The 1000Base-T Gigabit Ethernet (GBE) communication protocol also follows the CSMA/CD mode, with a Cat-5 UTP cable comprising four pairs of twisted pair wires used for signal transmission, and PAM-5(Pulse Amplitude Modulation 5) for encoding (see Figure 7).
Four pairs of twisted pair wires can simultaneously transmit or receive signals, each at a frequency of 250 MHz. However, as two bits are expressed as one potential in PAM-5 encoding, the frequency of each pair may ultimately be measured as 125MHz. 1000Base-T is backward compatible with 100/10Base-T and has the same Auto negotiation function as 100Base-TX, so it can be downgraded to 100Base-TX if necessary. The Pam-5 code used by 1000Base-T also has Pulse-Shaping, which means that after the data is encoded, the five potentials are shown similarly to the continuous signals. This can reduce the high frequency noise and low frequency component, and ultimately strengthen the relative signal-to-noise ratio of the output.
The test items for 1000Base-T are shown in Table 3. Different test conditions have been defined for each item according to the specification:
Test Mode 1
Pattern Test Mode 1 is used to confirm the five accurate positions of PAM-5, to ensure that data transmission is error-free. It also confirms that the potential at points such as A, B, C and D does not shift too much, and that G relative to F, and J relative to H has not decayed too far. There is also a Template specification for this waveform to test signal waveform integrity to ensure signal quality.

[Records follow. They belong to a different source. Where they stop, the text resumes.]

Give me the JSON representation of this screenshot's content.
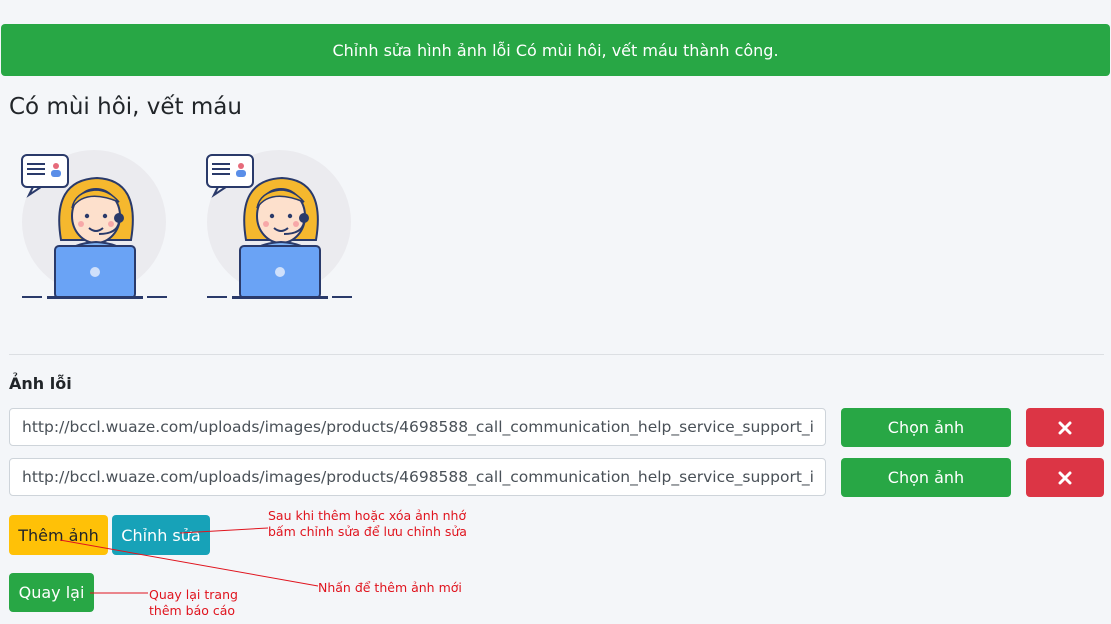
{
  "alert": {
    "message": "Chỉnh sửa hình ảnh lỗi Có mùi hôi, vết máu thành công."
  },
  "page": {
    "title": "Có mùi hôi, vết máu"
  },
  "images": {
    "alt": "call_communication_help_service_support_icon",
    "count": 2
  },
  "form": {
    "section_label": "Ảnh lỗi",
    "rows": [
      {
        "url": "http://bccl.wuaze.com/uploads/images/products/4698588_call_communication_help_service_support_icon.png",
        "choose_label": "Chọn ảnh",
        "remove_icon": "close-icon"
      },
      {
        "url": "http://bccl.wuaze.com/uploads/images/products/4698588_call_communication_help_service_support_icon.png",
        "choose_label": "Chọn ảnh",
        "remove_icon": "close-icon"
      }
    ],
    "add_image_label": "Thêm ảnh",
    "edit_label": "Chỉnh sửa",
    "back_label": "Quay lại"
  },
  "annotations": {
    "edit_note_line1": "Sau khi thêm hoặc xóa ảnh nhớ",
    "edit_note_line2": "bấm chỉnh sửa để lưu chỉnh sửa",
    "add_note": "Nhấn để thêm ảnh mới",
    "back_note_line1": "Quay lại trang",
    "back_note_line2": "thêm báo cáo"
  },
  "colors": {
    "success": "#28a745",
    "danger": "#dc3545",
    "warning": "#ffc107",
    "info": "#17a2b8",
    "annotation": "#e0141e"
  }
}
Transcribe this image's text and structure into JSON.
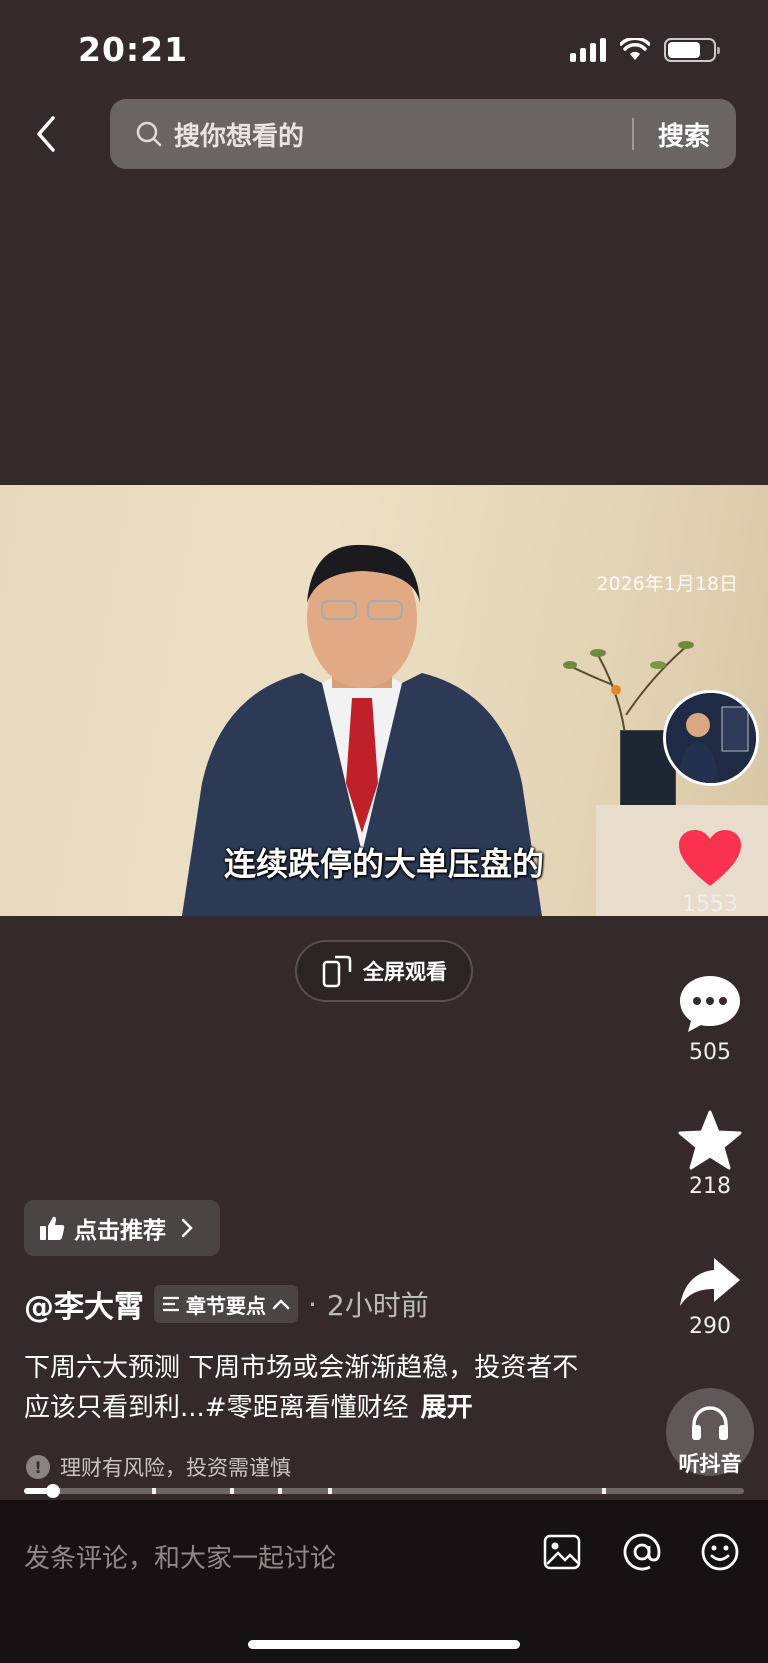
{
  "status_bar": {
    "time": "20:21"
  },
  "search": {
    "placeholder": "搜你想看的",
    "button": "搜索"
  },
  "video": {
    "date_overlay": "2026年1月18日",
    "subtitle": "连续跌停的大单压盘的"
  },
  "fullscreen_label": "全屏观看",
  "actions": {
    "like_count": "1553",
    "comment_count": "505",
    "favorite_count": "218",
    "share_count": "290",
    "listen_label": "听抖音"
  },
  "recommend_label": "点击推荐",
  "author": {
    "name": "@李大霄",
    "chapter_label": "章节要点",
    "time_ago": "2小时前",
    "separator": "·"
  },
  "description": {
    "text": "下周六大预测 下周市场或会渐渐趋稳，投资者不应该只看到利...#零距离看懂财经",
    "expand": "展开"
  },
  "risk_notice": "理财有风险，投资需谨慎",
  "progress": {
    "played_fraction": 0.04
  },
  "comment_placeholder": "发条评论，和大家一起讨论",
  "colors": {
    "background": "#342a2b",
    "like_red": "#f8324f",
    "bottom_bar": "#161213"
  }
}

Test Mode 2 & 3:
Pattern Test Modes 2 & 3 are shown as periodic 125 MHz signals in Figure 9. These test modes confirm the amount of jitter in Auto negotiation through the Pattern in master and slave Mode to avoid Auto negotiation failure, by verifying whether the jitter of the signal complies with the specification.
Test Mode 4
In Pattern Test Mode 4, the transmitter sends signals generated when passing through the scrambler generator polynomial. This is an 11-bit signal with iterative properties, as shown in Figure 10. A schematic of its iterative concept is shown in Figure 1. Bits followed by the 11th bit are output after performing an exclusive or logic operation (e.g. AND, OR, XOR). For detailed algebraic operations, please refer to IEEE 802.3ab.
Iterative test signals can be used to verify whether the level of electric potential distortion is within IEEE specifications and check whether the Common Mode caused by each Pair meets the specifications.
Granite River Labs (GRL) has found that with the increasing use of cloud computing by enterprises, the demand for servers has increased in recent years. Network interfaces are more widely used for a variety of reasons, and transmission speeds are improving, which also means that quality and testing requirements are increasingly important.
- IEEE Standard for Ethernet (IEEE Std 802.3™-2018)
- Keysight N5392A/N5392B Ethernet Compliance Test Application MOI
- Wiki MLT-3 encoding
Raymond Huang – Test Engineer, GRL (Taipei)
A graduate of National Taiwan University with a master’s degree in Chemical Engineering, Raymond Huang has over two years test experience and is familiar with the DisplayPort DisplayHDR and Ethernet test specifications.